- What is the purpose of screening tests for coronary heart disease?
- What are common initial screening tests for coronary heart disease?
- Exercise cardiac stress test (treadmill stress test or ECST)
- Radionuclide stress test
- Stress echocardiography
- Pharmacologic stress test
- Are there other tests for coronary heart disease that are noninvasive?
- What is the most accurate method of defining coronary heart disease?
- Coronary angiography
Quick GuideHeart Disease Pictures Slideshow: Coronary Artery Disease
Radionuclide stress test
Radionuclide stress testing involves injecting a radioactive isotope (typically thallium or cardiolite) into the patient's vein after which an image of the patient's heart becomes visible with a special camera. The radioactive isotopes are absorbed by the normal heart muscle. Nuclear images are obtained in the resting condition, and again immediately following exercise. The two sets of images are then compared. During exercise, if a blockage in a coronary artery results in diminished blood flow to a part of the cardiac muscle, this region of the heart will appear as a relative "cold spot" on the nuclear scan. This cold spot is not visible on the images that are taken while the patient is at rest (when coronary flow is adequate). Radionuclide stress testing, while more time-consuming and expensive than a simple ECST, greatly enhances the accuracy in diagnosing coronary heart disease.
Another supplement to the routine ECST is stress echocardiography. During stress echocardiography, the sound waves of ultrasound are used to produce images of the heart at rest and at the peak of exercise. In a heart with normal blood supply, all segments of the left ventricle (the major pumping chamber of the heart) exhibit enhanced contractions of the heart muscle during peak exercise. Conversely, in the setting of coronary heart disease, if a segment of the left ventricle does not receive optimal blood flow during exercise, that segment will demonstrate reduced contractions of heart muscle relative to the rest of the heart on the exercise echocardiogram. Stress echocardiography is very useful in enhancing the interpretation of the ECST, and can be used to exclude the presence of significant coronary heart disease in patients suspected of having a "false-positive" ECST.
What if a person is unable to exercise adequately for an exercise cardiac stress test?
Many people are unable to exercise maximally for stress testing due to a variety of conditions including arthritis, severe lung disease, severe cardiac disease, orthopedic conditions, and diseases of the nervous system.

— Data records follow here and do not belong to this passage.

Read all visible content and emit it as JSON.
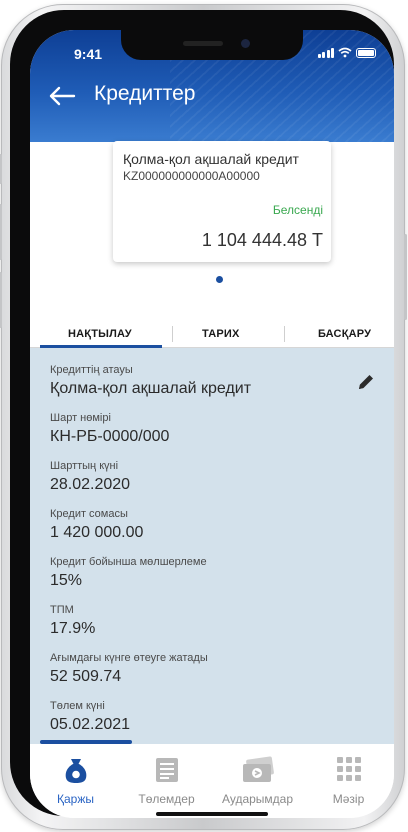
{
  "status_bar": {
    "time": "9:41"
  },
  "header": {
    "title": "Кредиттер"
  },
  "loan_card": {
    "name": "Қолма-қол ақшалай кредит",
    "account": "KZ000000000000A00000",
    "status": "Белсенді",
    "amount": "1 104 444.48 Т"
  },
  "tabs": [
    {
      "label": "НАҚТЫЛАУ",
      "active": true
    },
    {
      "label": "ТАРИХ",
      "active": false
    },
    {
      "label": "БАСҚАРУ",
      "active": false
    }
  ],
  "details": [
    {
      "label": "Кредиттің атауы",
      "value": "Қолма-қол ақшалай кредит"
    },
    {
      "label": "Шарт нөмірі",
      "value": "КН-РБ-0000/000"
    },
    {
      "label": "Шарттың күні",
      "value": "28.02.2020"
    },
    {
      "label": "Кредит сомасы",
      "value": "1 420 000.00"
    },
    {
      "label": "Кредит бойынша мөлшерлеме",
      "value": "15%"
    },
    {
      "label": "ТПМ",
      "value": "17.9%"
    },
    {
      "label": "Ағымдағы күнге өтеуге жатады",
      "value": "52 509.74"
    },
    {
      "label": "Төлем күні",
      "value": "05.02.2021"
    }
  ],
  "bottom_nav": [
    {
      "label": "Қаржы",
      "icon": "money-bag-icon",
      "active": true
    },
    {
      "label": "Төлемдер",
      "icon": "payments-icon",
      "active": false
    },
    {
      "label": "Аударымдар",
      "icon": "transfer-icon",
      "active": false
    },
    {
      "label": "Мәзір",
      "icon": "menu-grid-icon",
      "active": false
    }
  ],
  "colors": {
    "brand_blue": "#1b4fa0",
    "active_status": "#39a84f",
    "details_background": "#d3e1eb"
  }
}
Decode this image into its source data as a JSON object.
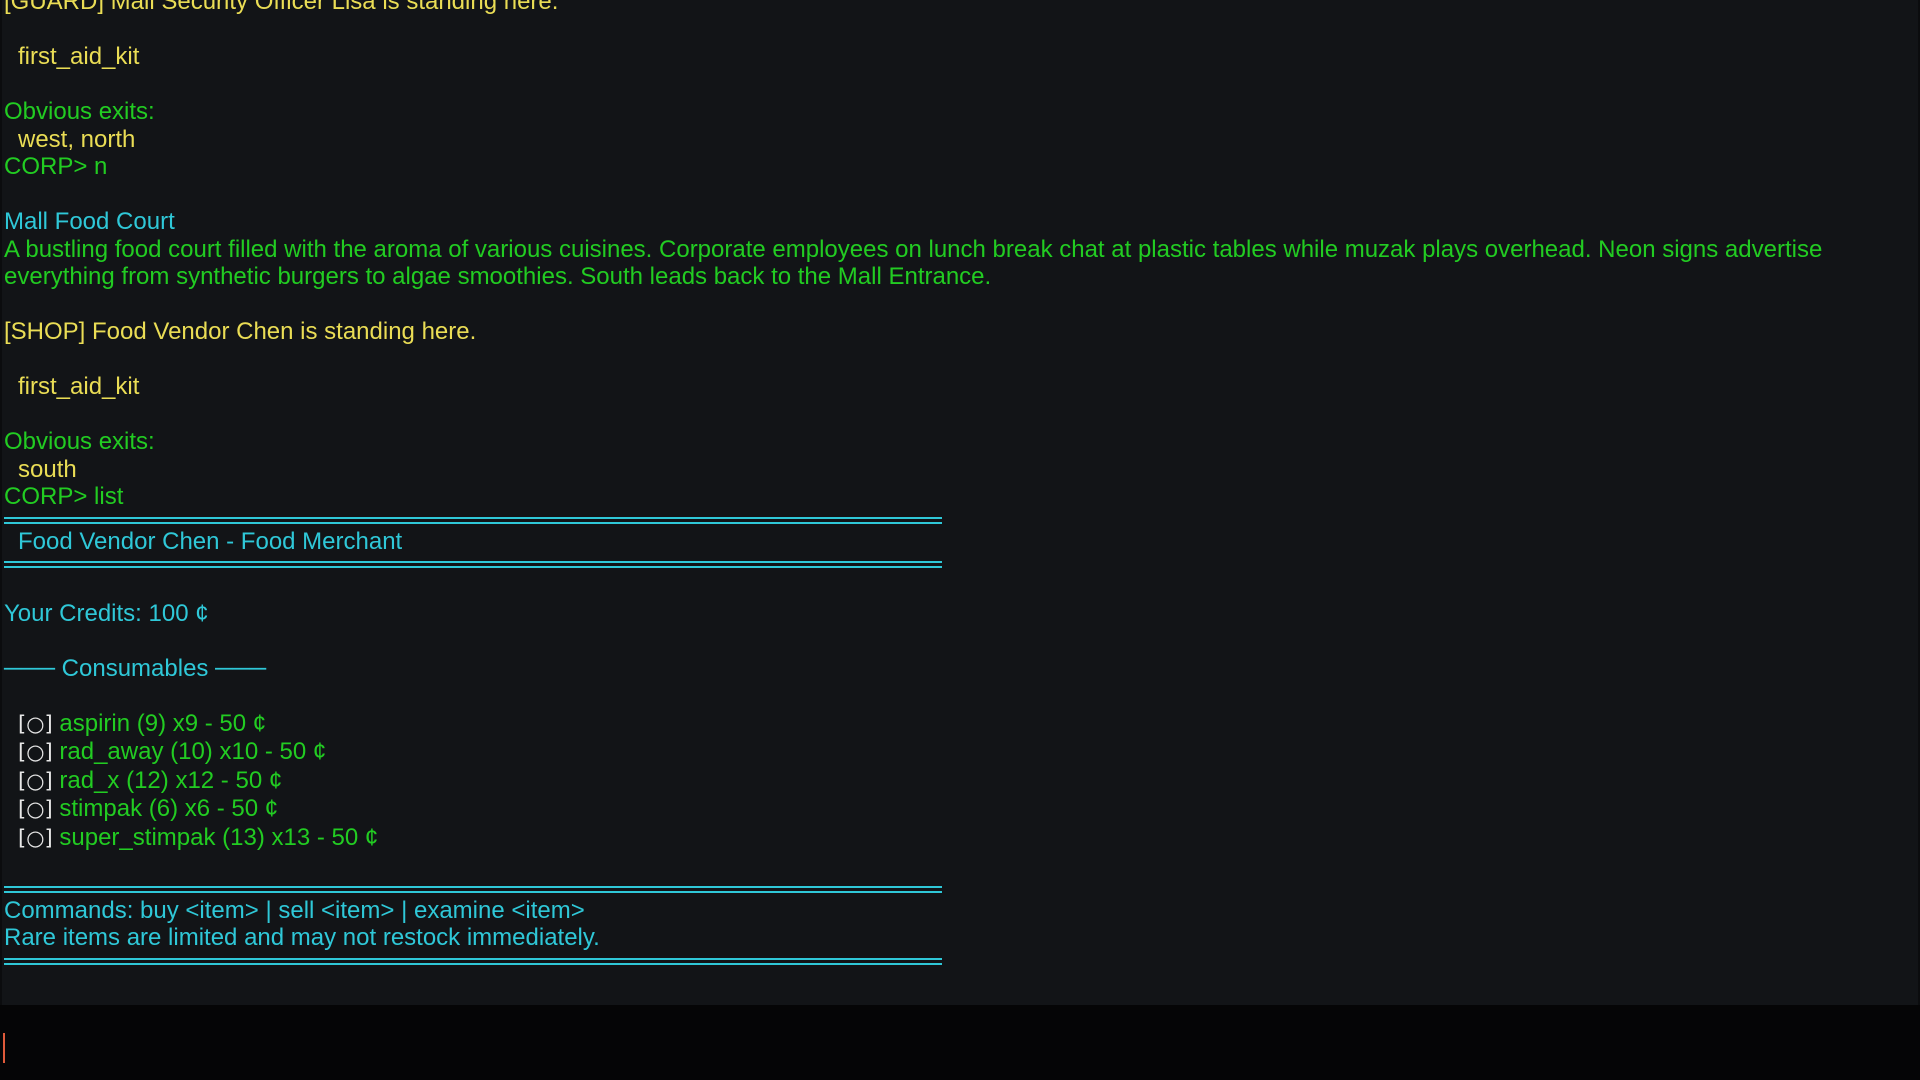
{
  "log": {
    "prev_guard_line": "[GUARD] Mall Security Officer Lisa is standing here.",
    "prev_item": "first_aid_kit",
    "prev_exits_label": "Obvious exits:",
    "prev_exits": "west, north",
    "prev_command": "CORP> n",
    "room_name": "Mall Food Court",
    "room_desc": "A bustling food court filled with the aroma of various cuisines. Corporate employees on lunch break chat at plastic tables while muzak plays overhead. Neon signs advertise everything from synthetic burgers to algae smoothies. South leads back to the Mall Entrance.",
    "npc_line": "[SHOP] Food Vendor Chen is standing here.",
    "room_item": "first_aid_kit",
    "exits_label": "Obvious exits:",
    "exits": "south",
    "command": "CORP> list"
  },
  "shop": {
    "title": "Food Vendor Chen - Food Merchant",
    "credits": "Your Credits: 100 ¢",
    "category": "─── Consumables ───",
    "item_marker": "[○]",
    "items": [
      {
        "text": "aspirin (9) x9 - 50 ¢"
      },
      {
        "text": "rad_away (10) x10 - 50 ¢"
      },
      {
        "text": "rad_x (12) x12 - 50 ¢"
      },
      {
        "text": "stimpak (6) x6 - 50 ¢"
      },
      {
        "text": "super_stimpak (13) x13 - 50 ¢"
      }
    ],
    "commands": "Commands: buy <item> | sell <item> | examine <item>",
    "note": "Rare items are limited and may not restock immediately."
  },
  "input": {
    "value": ""
  },
  "colors": {
    "system_yellow": "#eadd55",
    "room_green": "#22cc22",
    "shop_cyan": "#2fc8d8",
    "background": "#121417",
    "cursor": "#e05a3a"
  }
}
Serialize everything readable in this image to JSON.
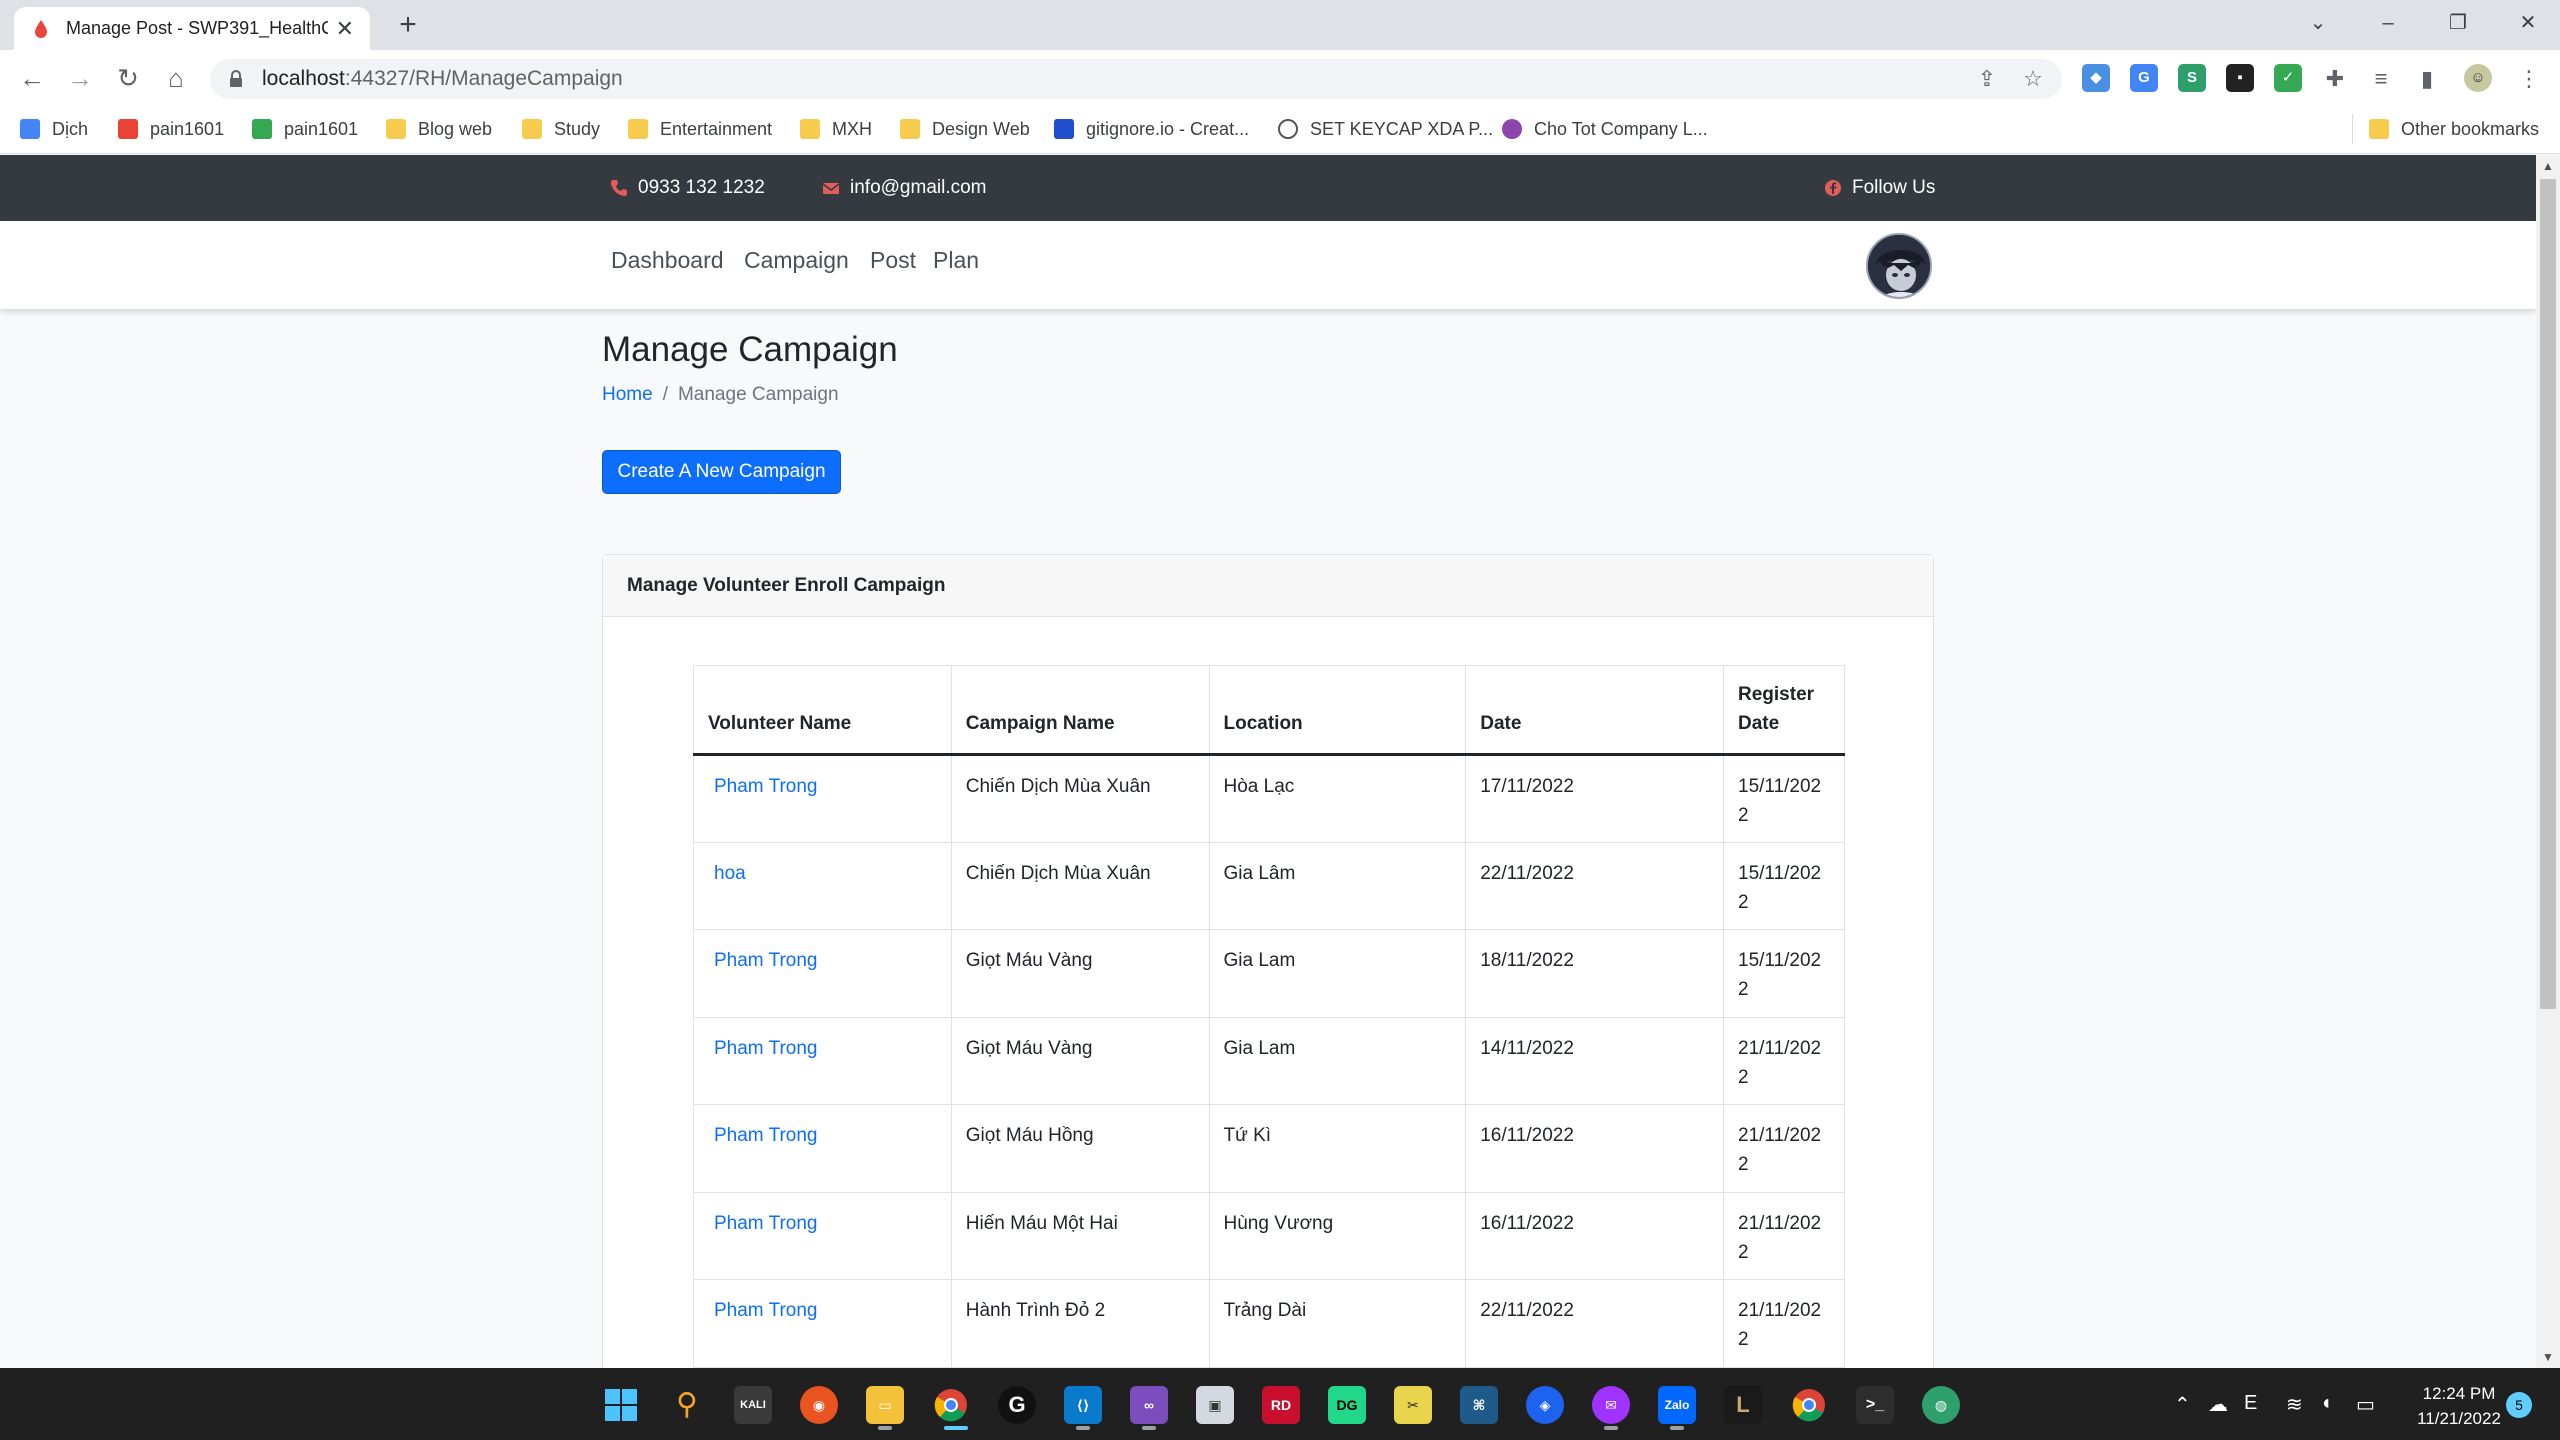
{
  "browser": {
    "tab_title": "Manage Post - SWP391_HealthC",
    "tab_close": "✕",
    "new_tab": "+",
    "url_host": "localhost",
    "url_rest": ":44327/RH/ManageCampaign",
    "window_controls": [
      "⌄",
      "–",
      "❐",
      "✕"
    ]
  },
  "bookmarks": [
    {
      "label": "Dịch",
      "icon": "translate-icon"
    },
    {
      "label": "pain1601",
      "icon": "gmail-icon"
    },
    {
      "label": "pain1601",
      "icon": "drive-icon"
    },
    {
      "label": "Blog web",
      "icon": "folder-icon"
    },
    {
      "label": "Study",
      "icon": "folder-icon"
    },
    {
      "label": "Entertainment",
      "icon": "folder-icon"
    },
    {
      "label": "MXH",
      "icon": "folder-icon"
    },
    {
      "label": "Design Web",
      "icon": "folder-icon"
    },
    {
      "label": "gitignore.io - Creat...",
      "icon": "gitignore-icon"
    },
    {
      "label": "SET KEYCAP XDA P...",
      "icon": "keycap-icon"
    },
    {
      "label": "Cho Tot Company L...",
      "icon": "chotot-icon"
    }
  ],
  "other_bookmarks": "Other bookmarks",
  "topbar": {
    "phone": "0933 132 1232",
    "email": "info@gmail.com",
    "follow": "Follow Us"
  },
  "nav": {
    "items": [
      "Dashboard",
      "Campaign",
      "Post",
      "Plan"
    ]
  },
  "page": {
    "title": "Manage Campaign",
    "breadcrumb_home": "Home",
    "breadcrumb_sep": "/",
    "breadcrumb_current": "Manage Campaign",
    "create_button": "Create A New Campaign"
  },
  "card": {
    "header": "Manage Volunteer Enroll Campaign",
    "columns": [
      "Volunteer Name",
      "Campaign Name",
      "Location",
      "Date",
      "Register Date"
    ],
    "rows": [
      {
        "volunteer": "Pham Trong",
        "campaign": "Chiến Dịch Mùa Xuân",
        "location": "Hòa Lạc",
        "date": "17/11/2022",
        "register": "15/11/2022"
      },
      {
        "volunteer": "hoa",
        "campaign": "Chiến Dịch Mùa Xuân",
        "location": "Gia Lâm",
        "date": "22/11/2022",
        "register": "15/11/2022"
      },
      {
        "volunteer": "Pham Trong",
        "campaign": "Giọt Máu Vàng",
        "location": "Gia Lam",
        "date": "18/11/2022",
        "register": "15/11/2022"
      },
      {
        "volunteer": "Pham Trong",
        "campaign": "Giọt Máu Vàng",
        "location": "Gia Lam",
        "date": "14/11/2022",
        "register": "21/11/2022"
      },
      {
        "volunteer": "Pham Trong",
        "campaign": "Giọt Máu Hồng",
        "location": "Tứ Kì",
        "date": "16/11/2022",
        "register": "21/11/2022"
      },
      {
        "volunteer": "Pham Trong",
        "campaign": "Hiến Máu Một Hai",
        "location": "Hùng Vương",
        "date": "16/11/2022",
        "register": "21/11/2022"
      },
      {
        "volunteer": "Pham Trong",
        "campaign": "Hành Trình Đỏ 2",
        "location": "Trảng Dài",
        "date": "22/11/2022",
        "register": "21/11/2022"
      }
    ]
  },
  "taskbar": {
    "time": "12:24 PM",
    "date": "11/21/2022",
    "notifications": "5",
    "kali_label": "KALI"
  },
  "colors": {
    "primary": "#0d6efd",
    "topbar": "#343a40",
    "taskbar": "#202020"
  }
}
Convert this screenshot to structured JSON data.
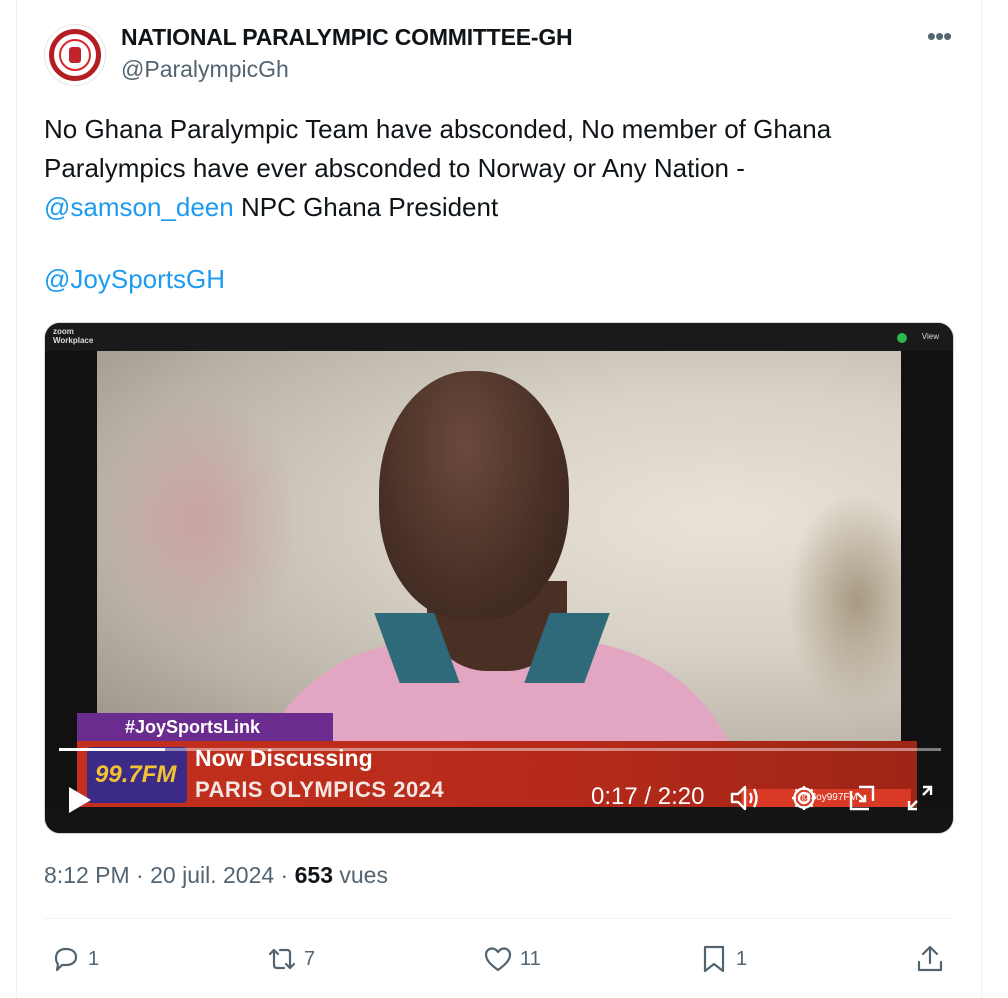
{
  "account": {
    "display_name": "NATIONAL PARALYMPIC COMMITTEE-GH",
    "handle": "@ParalympicGh"
  },
  "tweet": {
    "text_part1": "No Ghana Paralympic Team have absconded, No member of Ghana Paralympics have ever absconded to Norway or Any Nation -",
    "mention1": "@samson_deen",
    "text_part2": " NPC Ghana President",
    "mention2": "@JoySportsGH"
  },
  "video": {
    "zoom_label_line1": "zoom",
    "zoom_label_line2": "Workplace",
    "view_label": "View",
    "hashtag_banner": "#JoySportsLink",
    "logo_text": "99.7FM",
    "lower_third_title": "Now Discussing",
    "lower_third_subtitle": "PARIS OLYMPICS 2024",
    "social_handle": "@Joy997FM",
    "time_display": "0:17 / 2:20",
    "progress_fraction": 0.12
  },
  "meta": {
    "time": "8:12 PM",
    "date": "20 juil. 2024",
    "views_count": "653",
    "views_label": "vues",
    "separator": "·"
  },
  "actions": {
    "replies": "1",
    "reposts": "7",
    "likes": "11",
    "bookmarks": "1"
  },
  "colors": {
    "link": "#1d9bf0",
    "text": "#0f1419",
    "muted": "#536471"
  }
}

In such individuals, pharmacological stress testing is often used.